In Japanese sake can be used as a general term for alcohol where the english term sake is normally called nihonshu. If you are traveling to Japan to try this traditional drink then look for the word Seishu, as that is what sake is labeled as in Japan. Sake is the national beverage of Japan and thus served at ceremonies like weddings. It is generally warmed and served in a porcelain bottle, you sip out of a small porcelain cup. You will find this same procedure done here in the U.S. at Japanese restaurants as well.
The history of sake is unclear because the alcohol making process in Asia predates the record keeping process. The first reference to alcohol in Japan is in 3rd century writing. So we at least know that sake is thousands of years old.

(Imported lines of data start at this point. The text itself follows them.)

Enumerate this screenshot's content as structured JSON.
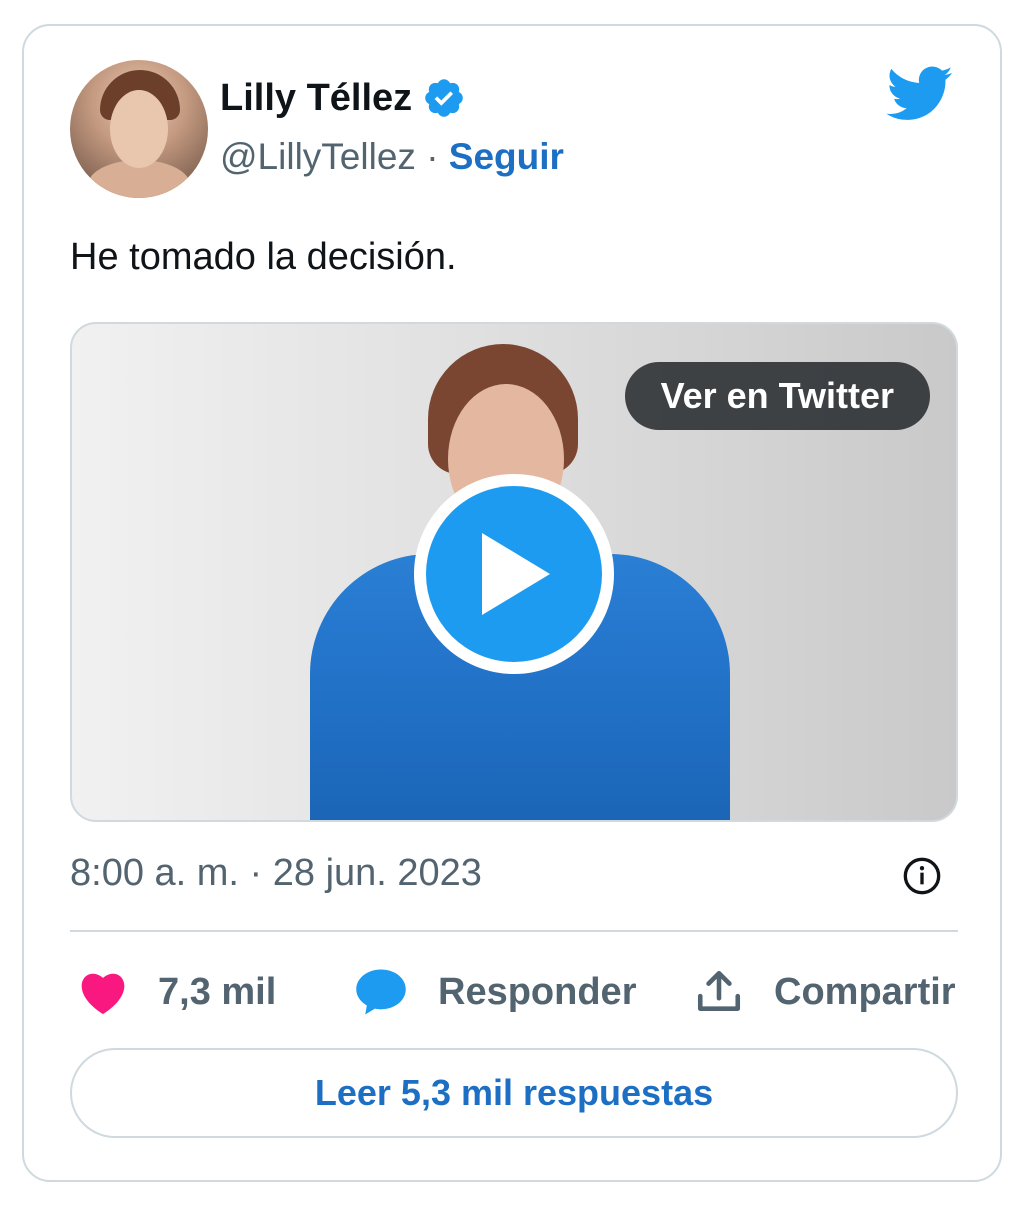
{
  "author": {
    "name": "Lilly Téllez",
    "handle": "@LillyTellez",
    "separator": "·",
    "follow_label": "Seguir"
  },
  "tweet": {
    "text": "He tomado la decisión.",
    "timestamp": "8:00 a. m. · 28 jun. 2023"
  },
  "media": {
    "view_on_twitter_label": "Ver en Twitter"
  },
  "actions": {
    "likes": "7,3 mil",
    "reply_label": "Responder",
    "share_label": "Compartir"
  },
  "read_replies_label": "Leer 5,3 mil respuestas",
  "colors": {
    "twitter_blue": "#1d9bf0",
    "link_blue": "#1d6fc4",
    "like_pink": "#f91880",
    "text_primary": "#0f1419",
    "text_secondary": "#536471",
    "border": "#cfd9de"
  },
  "icons": {
    "brand": "twitter-bird-icon",
    "verified": "verified-badge-icon",
    "play": "play-icon",
    "info": "info-icon",
    "like": "heart-icon",
    "reply": "speech-bubble-icon",
    "share": "share-upload-icon"
  }
}
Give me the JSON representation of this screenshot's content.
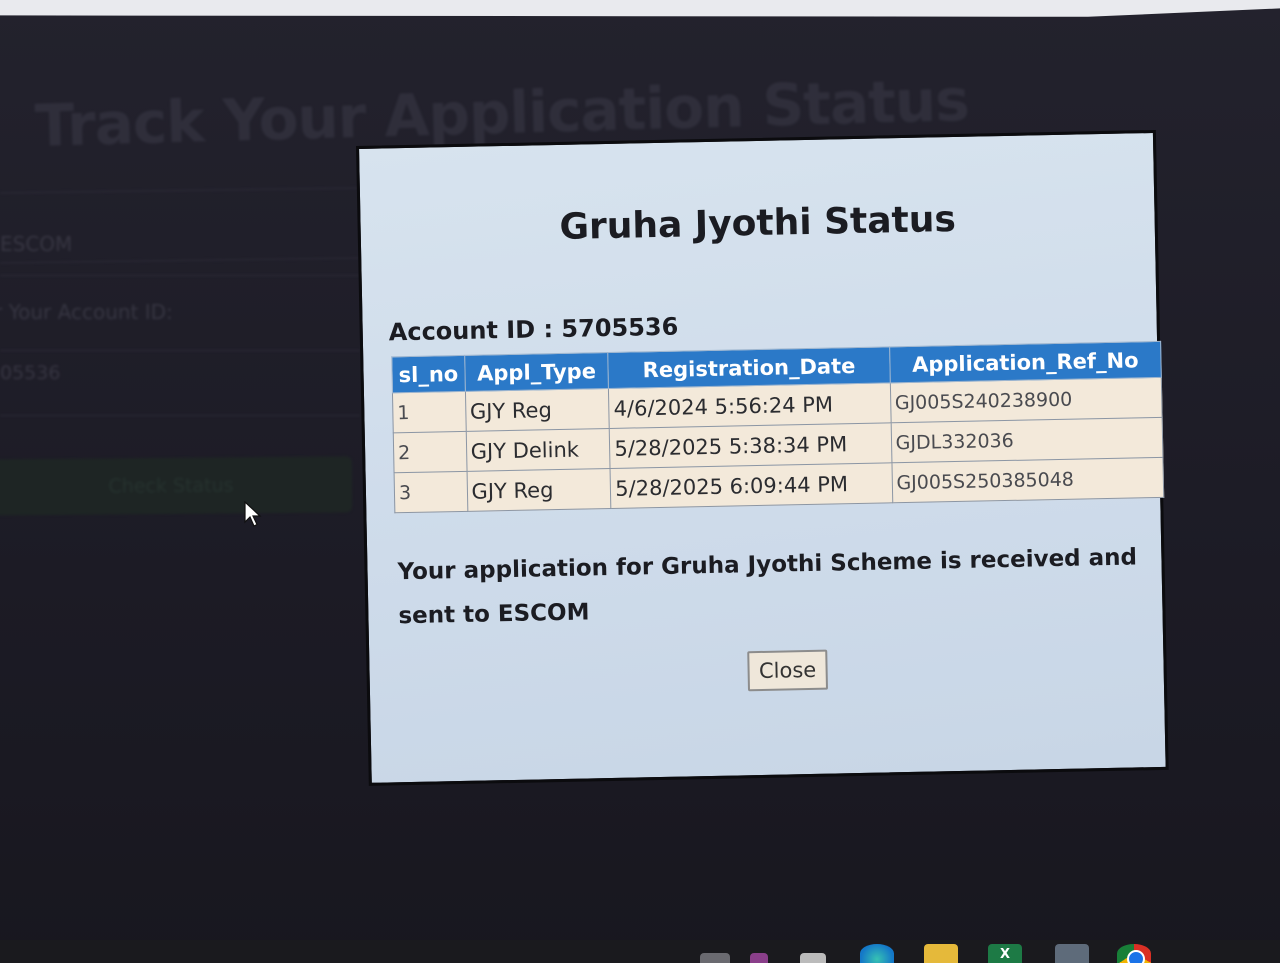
{
  "background_page": {
    "title": "Track Your Application Status",
    "escom_label": "ESCOM",
    "account_label": "r Your Account ID:",
    "account_value": "05536",
    "check_button_label": "Check Status"
  },
  "modal": {
    "title": "Gruha Jyothi Status",
    "account_line": "Account ID : 5705536",
    "table": {
      "headers": [
        "sl_no",
        "Appl_Type",
        "Registration_Date",
        "Application_Ref_No"
      ],
      "rows": [
        [
          "1",
          "GJY Reg",
          "4/6/2024 5:56:24 PM",
          "GJ005S240238900"
        ],
        [
          "2",
          "GJY Delink",
          "5/28/2025 5:38:34 PM",
          "GJDL332036"
        ],
        [
          "3",
          "GJY Reg",
          "5/28/2025 6:09:44 PM",
          "GJ005S250385048"
        ]
      ]
    },
    "message": "Your application for Gruha Jyothi Scheme is received and sent to ESCOM",
    "close_label": "Close"
  },
  "taskbar": {
    "icons": [
      "edge-icon",
      "folder-icon",
      "excel-icon",
      "calculator-icon",
      "chrome-icon"
    ],
    "excel_glyph": "X"
  },
  "colors": {
    "modal_bg": "#d3e0ec",
    "table_header": "#2b79c8",
    "table_cell": "#f3e9da"
  }
}
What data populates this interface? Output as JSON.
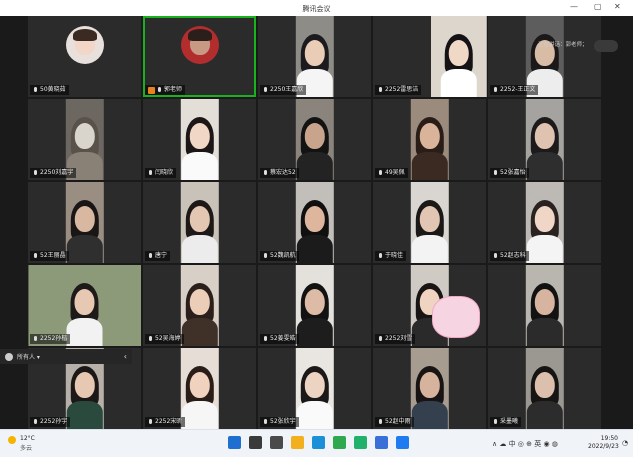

Sakes come in a variety of flavors often flavored with fruit, flowers, herbs and spices. You can learn about the different profiles or make ups of different sake’s by reading the label. There are 3 indictors that will help you determine the type of sake that it is. Look for the words Nihanshu-do, San-do and aminosan-do. Nihanshu-do will tell you the sugar and alcohol content of the sake. San-do gives you the concentration of acids, and aminosan-do will tell you the sake’s savoriness.
Want to try sake in it’s native land? Then it is time to give us a call her at Ambassador Travel 920.233.7777